_THE TASK_. Please say how many lines in the entries below hold the string "Bonita", with no other words.

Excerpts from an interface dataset
· · · · · · ·

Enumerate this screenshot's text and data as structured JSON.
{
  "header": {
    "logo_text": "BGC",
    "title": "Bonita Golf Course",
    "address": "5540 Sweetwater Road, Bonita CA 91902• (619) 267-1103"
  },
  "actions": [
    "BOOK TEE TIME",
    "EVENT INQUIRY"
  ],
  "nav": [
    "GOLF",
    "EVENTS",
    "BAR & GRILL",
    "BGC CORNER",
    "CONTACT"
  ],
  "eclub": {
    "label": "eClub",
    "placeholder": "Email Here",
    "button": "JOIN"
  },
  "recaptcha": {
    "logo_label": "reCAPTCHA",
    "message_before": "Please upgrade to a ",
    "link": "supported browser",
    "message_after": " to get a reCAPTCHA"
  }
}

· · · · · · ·

_RESPONSE BOX_. 2